The main problem with the new model in online publishing I've described in several recent posts is marketing. As it is in traditional publishing. If you're are a new or middle-list author the amount of your publisher's marketing budget you are likely to corner will be miniscule. Either in relative or absolute terms. As a result, your chances of becoming a bestseller are much reduced.
A similar problem exists with new-style publishing. Take my own experience. By and large I'm reliant on the website Free Novels Online to market my book A Half Life of One. Now, all I know about this site is that it is owned and run by Jennifer L. Armstrong and that it started up in July 1999. I've no idea how Jennifer promotes the site, how many of a staff she has in the marketing department and what her marketing budget is. But here's my best guess. In her spare time. None. Zero. In other words she does it all herself out of the goodness of her heart. Okay, there is a bit of enlightened self-interest here because she also promotes three of her own books at the same time. All the same, she certainly gets my vote of thanks for a remarkable example of public spiritedness.
Notwithstanding Jennifer's valiant efforts I do think this part of the marketing function of the new publishing paradigm could be improved upon with a bit of investment in some professional marketing. The question is, where should the money come from? It strikes me that there are three possible sources:

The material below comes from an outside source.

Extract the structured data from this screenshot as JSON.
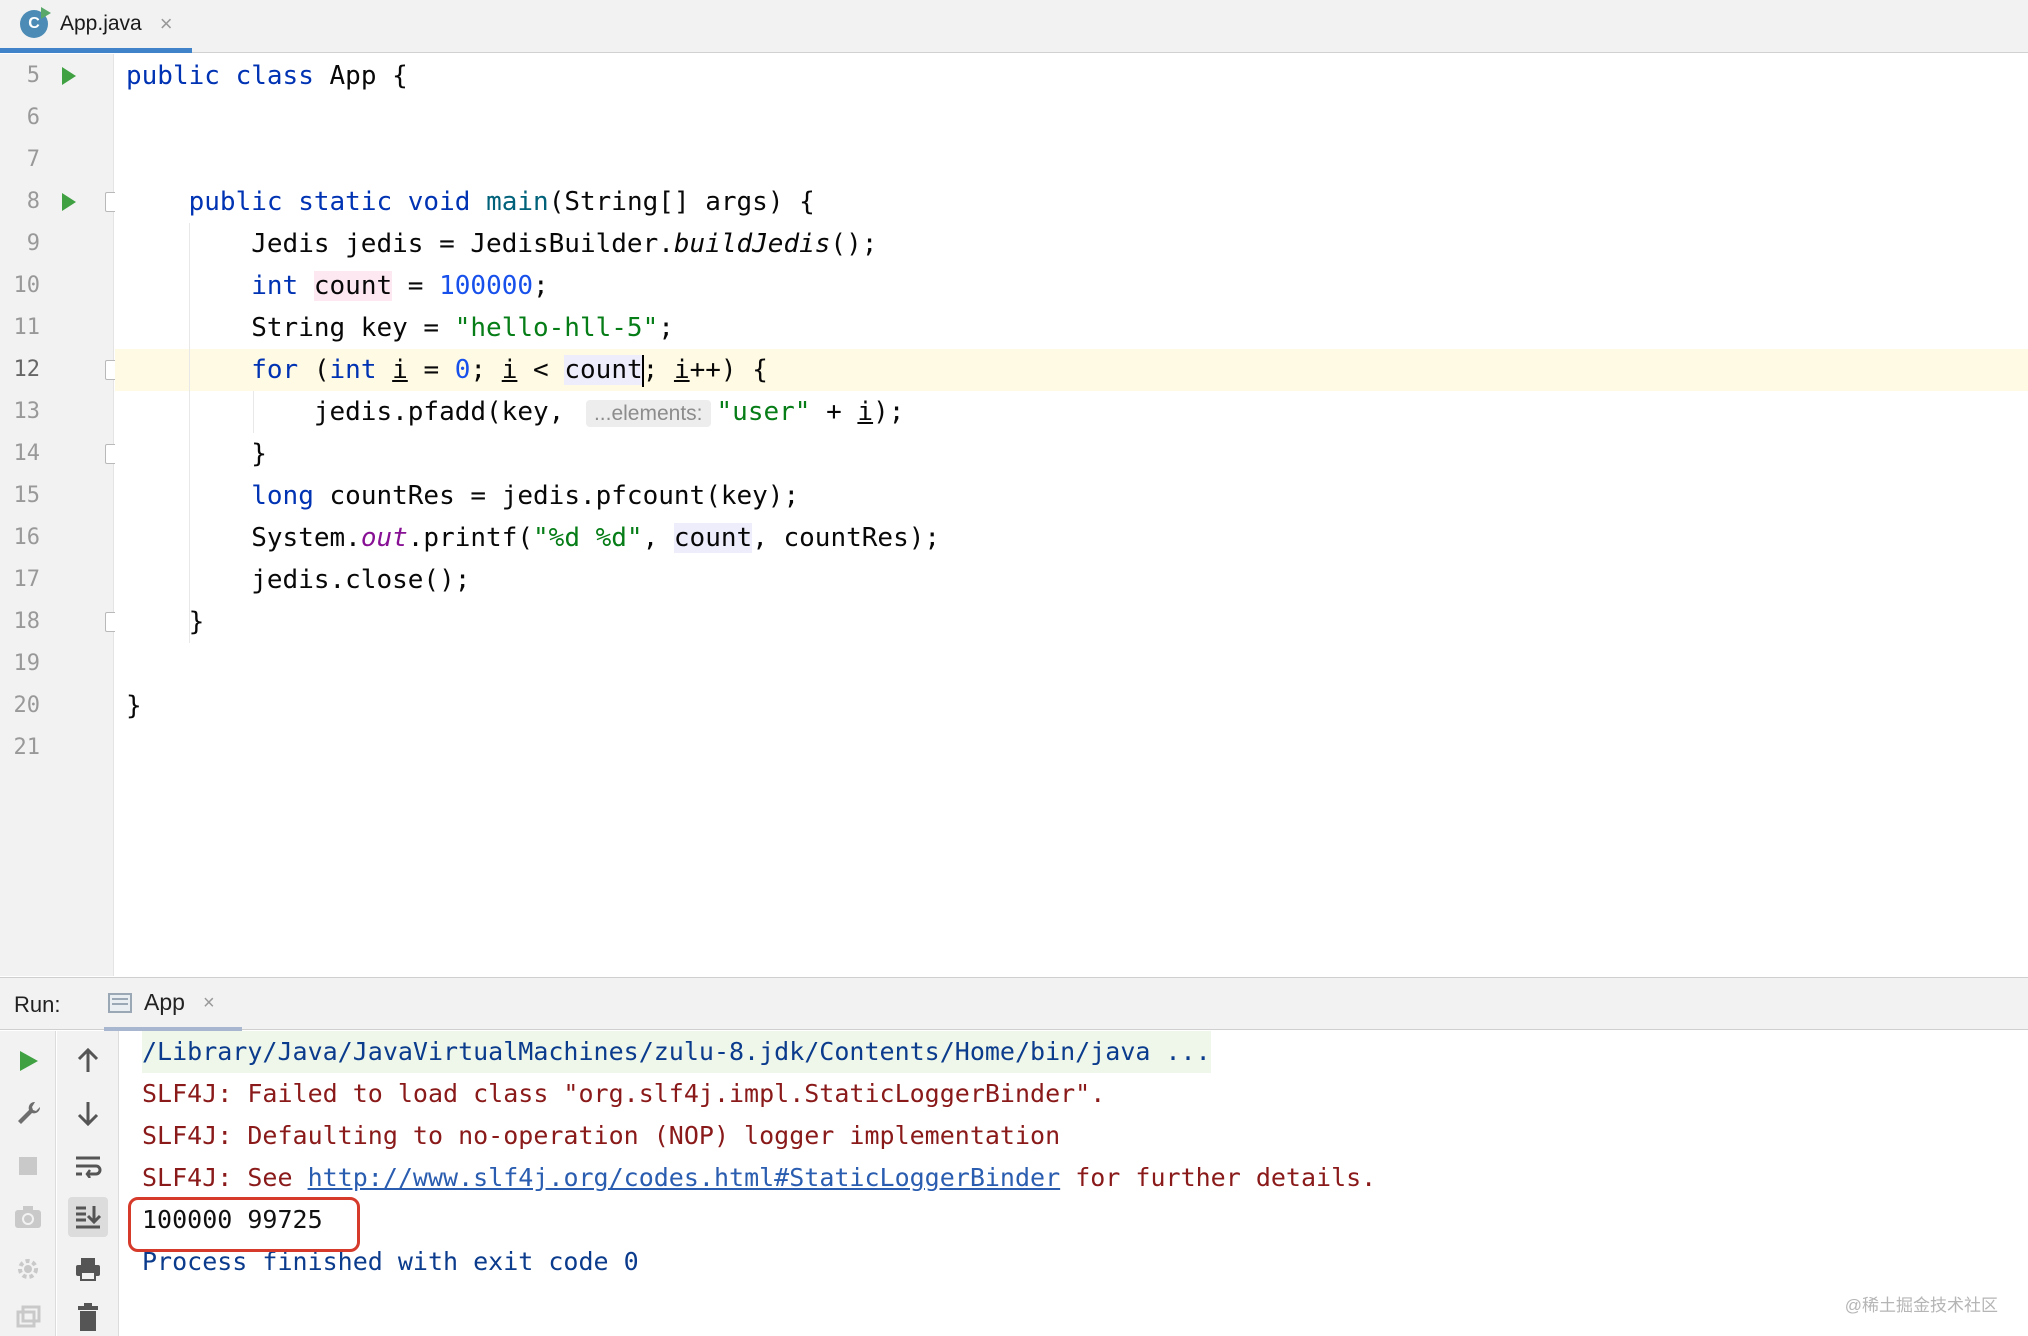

1 The authors who will benefit from exposure on the site. The site could be owned and operated by the authors for example or they could pay some sort of royalty.
Why would agents/publishers want to invest money in a site which is in some ways in competition with them. Well, because e-publishing and traditional publishing needn't be a zero-sum game. Think about it. Publishers are one of the few industries that develop new products and sell them without any real market research. In effect what they do is toss a handful of dust into the air and hope that some of it comes down as gold.
Try this scenario. A traditional publisher gets hold of - or develops - a site like Free Novels Online. The site is still free for anyone to post their novel to it in return for granting the publisher the first option on their book. The publisher then treats the site as a combination nursery/training ground and a test marketing arena. An online slush pile if you like with the public as readers. The publisher puts some decent money and marketing muscle into the site to make sure it gets plenty of visitors. The publisher then sits back and monitors "sales" of the free novels they are promoting. Those that sell well they convert into conventional books. Everybody wins.
I don't know if this model already exists. I'm sure it could be improved upon.
I'm equally sure that it is an opportunity waiting to happen.